-- DATA EXCERPTS --
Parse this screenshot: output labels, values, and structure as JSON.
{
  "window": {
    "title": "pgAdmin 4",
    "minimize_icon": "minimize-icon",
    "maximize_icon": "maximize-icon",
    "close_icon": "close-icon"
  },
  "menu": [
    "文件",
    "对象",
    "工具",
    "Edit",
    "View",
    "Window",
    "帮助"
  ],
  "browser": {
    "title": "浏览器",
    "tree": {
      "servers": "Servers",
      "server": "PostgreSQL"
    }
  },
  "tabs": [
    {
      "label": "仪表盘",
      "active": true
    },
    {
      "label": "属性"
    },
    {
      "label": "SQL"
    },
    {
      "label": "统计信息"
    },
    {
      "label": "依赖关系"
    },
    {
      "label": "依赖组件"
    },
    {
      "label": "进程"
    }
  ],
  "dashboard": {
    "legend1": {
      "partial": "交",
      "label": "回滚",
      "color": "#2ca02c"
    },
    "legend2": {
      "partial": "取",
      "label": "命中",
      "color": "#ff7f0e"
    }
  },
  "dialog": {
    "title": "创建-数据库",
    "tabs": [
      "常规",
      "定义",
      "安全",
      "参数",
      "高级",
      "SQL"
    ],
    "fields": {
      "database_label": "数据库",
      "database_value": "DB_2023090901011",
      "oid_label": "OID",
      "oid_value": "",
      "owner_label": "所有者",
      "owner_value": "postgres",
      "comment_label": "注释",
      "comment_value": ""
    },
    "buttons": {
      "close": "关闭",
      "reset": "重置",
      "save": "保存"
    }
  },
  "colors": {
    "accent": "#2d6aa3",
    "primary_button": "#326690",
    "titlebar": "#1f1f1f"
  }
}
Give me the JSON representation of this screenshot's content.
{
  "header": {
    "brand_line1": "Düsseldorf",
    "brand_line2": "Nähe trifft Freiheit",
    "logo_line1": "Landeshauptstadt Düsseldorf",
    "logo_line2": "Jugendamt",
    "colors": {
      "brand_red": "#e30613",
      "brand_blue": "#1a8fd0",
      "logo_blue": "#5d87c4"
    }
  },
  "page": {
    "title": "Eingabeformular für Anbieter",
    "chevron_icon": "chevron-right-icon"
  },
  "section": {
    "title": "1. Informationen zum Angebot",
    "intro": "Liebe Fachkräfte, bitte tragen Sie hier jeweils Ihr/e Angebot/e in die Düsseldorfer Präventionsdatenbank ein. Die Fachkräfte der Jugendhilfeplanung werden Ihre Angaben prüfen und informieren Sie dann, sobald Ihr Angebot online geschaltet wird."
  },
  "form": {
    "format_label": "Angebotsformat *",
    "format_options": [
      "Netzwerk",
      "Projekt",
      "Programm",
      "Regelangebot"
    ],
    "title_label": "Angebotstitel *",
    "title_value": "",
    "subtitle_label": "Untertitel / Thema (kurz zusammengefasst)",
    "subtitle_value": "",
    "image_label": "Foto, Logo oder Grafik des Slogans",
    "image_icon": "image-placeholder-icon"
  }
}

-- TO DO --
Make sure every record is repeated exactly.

-- EXERCISE OUTPUT --
Parse this screenshot: output labels, values, and structure as JSON.
{
  "window": {
    "title": "pgAdmin 4",
    "minimize_icon": "minimize-icon",
    "maximize_icon": "maximize-icon",
    "close_icon": "close-icon"
  },
  "menu": [
    "文件",
    "对象",
    "工具",
    "Edit",
    "View",
    "Window",
    "帮助"
  ],
  "browser": {
    "title": "浏览器",
    "tree": {
      "servers": "Servers",
      "server": "PostgreSQL"
    }
  },
  "tabs": [
    {
      "label": "仪表盘",
      "active": true
    },
    {
      "label": "属性"
    },
    {
      "label": "SQL"
    },
    {
      "label": "统计信息"
    },
    {
      "label": "依赖关系"
    },
    {
      "label": "依赖组件"
    },
    {
      "label": "进程"
    }
  ],
  "dashboard": {
    "legend1": {
      "partial": "交",
      "label": "回滚",
      "color": "#2ca02c"
    },
    "legend2": {
      "partial": "取",
      "label": "命中",
      "color": "#ff7f0e"
    }
  },
  "dialog": {
    "title": "创建-数据库",
    "tabs": [
      "常规",
      "定义",
      "安全",
      "参数",
      "高级",
      "SQL"
    ],
    "fields": {
      "database_label": "数据库",
      "database_value": "DB_2023090901011",
      "oid_label": "OID",
      "oid_value": "",
      "owner_label": "所有者",
      "owner_value": "postgres",
      "comment_label": "注释",
      "comment_value": ""
    },
    "buttons": {
      "close": "关闭",
      "reset": "重置",
      "save": "保存"
    }
  },
  "colors": {
    "accent": "#2d6aa3",
    "primary_button": "#326690",
    "titlebar": "#1f1f1f"
  }
}
Give me the JSON representation of this screenshot's content.
{
  "header": {
    "brand_line1": "Düsseldorf",
    "brand_line2": "Nähe trifft Freiheit",
    "logo_line1": "Landeshauptstadt Düsseldorf",
    "logo_line2": "Jugendamt",
    "colors": {
      "brand_red": "#e30613",
      "brand_blue": "#1a8fd0",
      "logo_blue": "#5d87c4"
    }
  },
  "page": {
    "title": "Eingabeformular für Anbieter",
    "chevron_icon": "chevron-right-icon"
  },
  "section": {
    "title": "1. Informationen zum Angebot",
    "intro": "Liebe Fachkräfte, bitte tragen Sie hier jeweils Ihr/e Angebot/e in die Düsseldorfer Präventionsdatenbank ein. Die Fachkräfte der Jugendhilfeplanung werden Ihre Angaben prüfen und informieren Sie dann, sobald Ihr Angebot online geschaltet wird."
  },
  "form": {
    "format_label": "Angebotsformat *",
    "format_options": [
      "Netzwerk",
      "Projekt",
      "Programm",
      "Regelangebot"
    ],
    "title_label": "Angebotstitel *",
    "title_value": "",
    "subtitle_label": "Untertitel / Thema (kurz zusammengefasst)",
    "subtitle_value": "",
    "image_label": "Foto, Logo oder Grafik des Slogans",
    "image_icon": "image-placeholder-icon"
  }
}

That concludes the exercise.